Monitoring Tree Health and Growth

Regular monitoring of your newly planted trees is essential for identifying any issues early on and implementing appropriate solutions. Keep an eye out for signs of stress or disease, such as wilting leaves, unusual discoloration, or pest infestations. Address any problems promptly to prevent further damage and ensure the tree’s long-term health and vitality.

Seeking Professional Assistance When Needed

If you’re unsure about any aspect of tree planting or care, don’t hesitate to seek advice from a professional arborist or local extension office. These experts can offer valuable insights and recommendations tailored to your specific location and tree species. Investing in proper tree care from the outset can save you time, money, and frustration down the line.

In conclusion, successful tree planting requires careful planning, proper technique, and ongoing maintenance. By following these seasonal tree-planting tips, you can create a thriving landscape that enhances the beauty and value of your property for years to come.

Key Takeaways:

Tree Planting Benefits: According to a study published in the journal Urban Forestry & Urban Greening, trees can increase property values by up to 20%, reduce heating and cooling costs by up to 30%, and decrease air conditioning needs by 30%, leading to potential energy savings of $100 to $250 annually per household.

Seasonal Planting Impact: Research from the Arbor Day Foundation indicates that planting trees in the fall can result in higher survival rates compared to planting in other seasons, with up to 80-90% of trees planted in the fall surviving their first year.

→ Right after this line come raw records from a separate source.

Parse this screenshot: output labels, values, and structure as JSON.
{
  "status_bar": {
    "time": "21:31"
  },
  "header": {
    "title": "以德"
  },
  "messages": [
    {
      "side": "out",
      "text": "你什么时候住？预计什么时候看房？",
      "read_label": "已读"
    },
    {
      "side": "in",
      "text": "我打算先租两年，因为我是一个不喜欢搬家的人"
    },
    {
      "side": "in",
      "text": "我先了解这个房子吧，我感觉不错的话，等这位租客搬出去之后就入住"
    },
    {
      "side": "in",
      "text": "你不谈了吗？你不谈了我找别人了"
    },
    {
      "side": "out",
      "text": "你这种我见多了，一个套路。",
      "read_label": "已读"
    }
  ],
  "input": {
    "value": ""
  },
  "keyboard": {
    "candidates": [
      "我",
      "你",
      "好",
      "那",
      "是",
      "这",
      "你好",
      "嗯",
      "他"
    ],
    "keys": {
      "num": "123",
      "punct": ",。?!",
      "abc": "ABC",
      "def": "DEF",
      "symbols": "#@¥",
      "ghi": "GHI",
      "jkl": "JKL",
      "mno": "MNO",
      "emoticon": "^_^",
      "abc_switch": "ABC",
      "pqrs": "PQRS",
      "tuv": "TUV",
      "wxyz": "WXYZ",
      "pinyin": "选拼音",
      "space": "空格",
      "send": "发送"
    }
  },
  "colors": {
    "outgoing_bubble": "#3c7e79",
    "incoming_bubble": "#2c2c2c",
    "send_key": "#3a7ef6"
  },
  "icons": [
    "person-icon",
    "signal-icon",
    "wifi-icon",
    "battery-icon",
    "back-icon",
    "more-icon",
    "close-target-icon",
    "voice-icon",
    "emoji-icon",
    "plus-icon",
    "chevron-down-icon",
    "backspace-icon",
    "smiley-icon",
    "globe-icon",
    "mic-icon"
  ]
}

Watering Guidelines: The International Society of Arboriculture recommends watering newly planted trees regularly, with an emphasis on deep watering to encourage root establishment. Proper watering techniques can increase tree survival rates by up to 25%.

Soil Preparation Importance: A report by the U.S. Forest Service highlights the significance of soil preparation in tree planting success, stating that properly prepared soil can increase root growth and establishment by up to 50%.

Mulching Benefits: According to the National Association of Conservation Districts, applying a 3-4 inch layer of mulch around newly planted trees can reduce soil moisture loss by up to 70%, decrease weed competition, and improve soil structure, leading to healthier tree growth.

Pruning Practices: The American Public Gardens Association recommends minimal pruning of newly planted trees, with only dead or damaged branches being removed. Over-pruning can stress young trees and reduce their ability to establish roots.

Stake Installation: Studies conducted by the University of California Cooperative Extension suggest that improperly installed stakes can cause damage to young trees, with up to 50% of staked trees experiencing trunk abrasions or bark damage.

Tree Species Selection: Research from the Morton Arboretum emphasizes the importance of selecting native tree species for planting, as they are better adapted to local environmental conditions and have higher survival rates compared to non-native species.